Keep the text of the data exactly as it is and omit each picture from the copy.
[Start of section]
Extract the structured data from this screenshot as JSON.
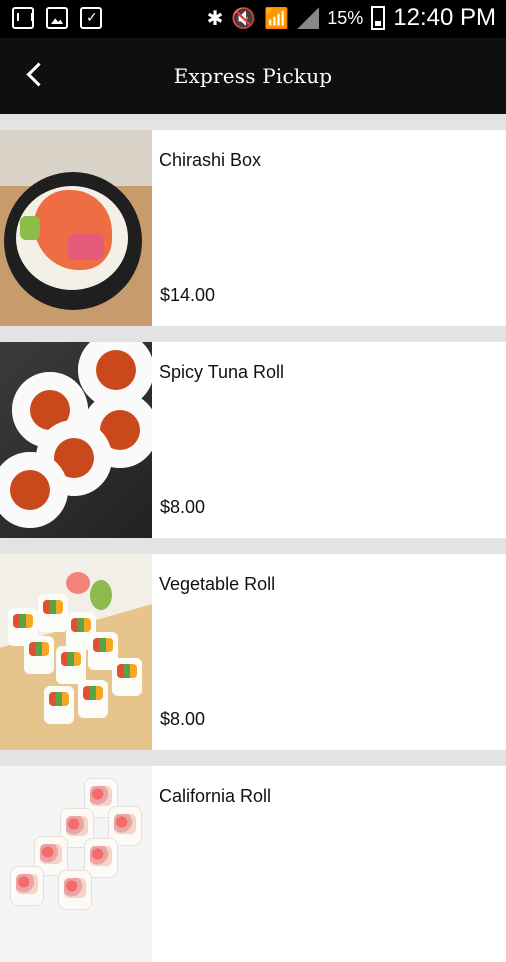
{
  "status_bar": {
    "battery_pct": "15%",
    "time": "12:40 PM"
  },
  "header": {
    "title": "Express Pickup"
  },
  "items": [
    {
      "name": "Chirashi Box",
      "price": "$14.00",
      "image": "chirashi-bowl"
    },
    {
      "name": "Spicy Tuna Roll",
      "price": "$8.00",
      "image": "spicy-tuna-roll"
    },
    {
      "name": "Vegetable Roll",
      "price": "$8.00",
      "image": "vegetable-roll"
    },
    {
      "name": "California Roll",
      "price": "",
      "image": "california-roll"
    }
  ],
  "colors": {
    "header_bg": "#0f0f0f",
    "list_bg": "#ffffff",
    "divider": "#e3e3e3",
    "text": "#111111"
  }
}
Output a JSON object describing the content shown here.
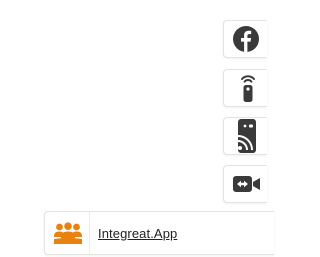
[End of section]
* Result of the exercise:
Extract the structured data from this screenshot as JSON.
{
  "status_bar": {
    "battery_pct": "15%",
    "time": "12:40 PM"
  },
  "header": {
    "title": "Express Pickup"
  },
  "items": [
    {
      "name": "Chirashi Box",
      "price": "$14.00",
      "image": "chirashi-bowl"
    },
    {
      "name": "Spicy Tuna Roll",
      "price": "$8.00",
      "image": "spicy-tuna-roll"
    },
    {
      "name": "Vegetable Roll",
      "price": "$8.00",
      "image": "vegetable-roll"
    },
    {
      "name": "California Roll",
      "price": "",
      "image": "california-roll"
    }
  ],
  "colors": {
    "header_bg": "#0f0f0f",
    "list_bg": "#ffffff",
    "divider": "#e3e3e3",
    "text": "#111111"
  }
}
Output a JSON object describing the content shown here.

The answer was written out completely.